Each line below that holds the string "title" counts once; report the total and nothing else.
##### RECORDS PROVIDED
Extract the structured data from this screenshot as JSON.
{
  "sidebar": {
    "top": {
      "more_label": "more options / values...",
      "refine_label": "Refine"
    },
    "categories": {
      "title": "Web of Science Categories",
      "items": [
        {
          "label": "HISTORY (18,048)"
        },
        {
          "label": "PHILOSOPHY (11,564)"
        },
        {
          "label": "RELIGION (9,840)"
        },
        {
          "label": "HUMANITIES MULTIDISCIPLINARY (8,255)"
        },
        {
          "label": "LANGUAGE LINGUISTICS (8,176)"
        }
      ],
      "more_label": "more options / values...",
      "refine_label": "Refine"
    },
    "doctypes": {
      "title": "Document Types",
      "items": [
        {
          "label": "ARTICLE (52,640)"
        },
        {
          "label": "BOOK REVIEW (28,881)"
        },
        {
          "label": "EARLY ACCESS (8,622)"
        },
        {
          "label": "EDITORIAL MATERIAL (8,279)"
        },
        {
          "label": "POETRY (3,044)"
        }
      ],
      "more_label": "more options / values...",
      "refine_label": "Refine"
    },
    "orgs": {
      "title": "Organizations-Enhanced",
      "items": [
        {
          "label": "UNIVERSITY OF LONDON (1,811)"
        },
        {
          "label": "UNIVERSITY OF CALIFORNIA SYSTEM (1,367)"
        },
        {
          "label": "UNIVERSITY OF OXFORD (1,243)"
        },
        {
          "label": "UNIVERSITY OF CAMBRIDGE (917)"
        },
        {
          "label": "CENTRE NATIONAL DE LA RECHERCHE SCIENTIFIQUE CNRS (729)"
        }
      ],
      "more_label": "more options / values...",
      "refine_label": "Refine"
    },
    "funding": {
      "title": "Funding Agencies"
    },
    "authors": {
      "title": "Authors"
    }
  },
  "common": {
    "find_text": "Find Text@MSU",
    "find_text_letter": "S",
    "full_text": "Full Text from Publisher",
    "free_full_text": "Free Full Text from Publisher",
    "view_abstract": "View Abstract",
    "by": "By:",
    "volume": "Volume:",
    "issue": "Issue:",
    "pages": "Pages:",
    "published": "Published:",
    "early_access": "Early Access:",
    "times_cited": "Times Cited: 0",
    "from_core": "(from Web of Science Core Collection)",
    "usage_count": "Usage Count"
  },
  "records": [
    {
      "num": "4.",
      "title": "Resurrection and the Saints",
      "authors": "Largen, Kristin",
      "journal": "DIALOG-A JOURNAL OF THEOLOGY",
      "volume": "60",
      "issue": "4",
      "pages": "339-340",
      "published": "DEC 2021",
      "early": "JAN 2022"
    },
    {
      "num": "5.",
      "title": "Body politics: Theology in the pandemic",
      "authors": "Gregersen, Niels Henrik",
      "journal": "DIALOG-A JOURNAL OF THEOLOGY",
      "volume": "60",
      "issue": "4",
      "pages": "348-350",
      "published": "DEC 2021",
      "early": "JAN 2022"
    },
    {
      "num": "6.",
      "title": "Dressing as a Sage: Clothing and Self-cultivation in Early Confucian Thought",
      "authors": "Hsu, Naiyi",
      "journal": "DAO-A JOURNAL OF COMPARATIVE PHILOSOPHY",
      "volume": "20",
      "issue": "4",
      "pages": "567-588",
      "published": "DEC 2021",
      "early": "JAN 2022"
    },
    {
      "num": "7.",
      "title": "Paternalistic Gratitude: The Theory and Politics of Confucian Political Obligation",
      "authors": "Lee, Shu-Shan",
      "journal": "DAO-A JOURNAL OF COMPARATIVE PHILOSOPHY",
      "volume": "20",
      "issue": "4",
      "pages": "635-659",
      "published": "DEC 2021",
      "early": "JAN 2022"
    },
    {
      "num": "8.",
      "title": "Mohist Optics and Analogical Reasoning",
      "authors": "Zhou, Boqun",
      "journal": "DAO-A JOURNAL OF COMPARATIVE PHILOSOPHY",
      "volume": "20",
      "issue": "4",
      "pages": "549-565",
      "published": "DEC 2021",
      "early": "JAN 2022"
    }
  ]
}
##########
● SOLUTION TO THE PROBLEM:
10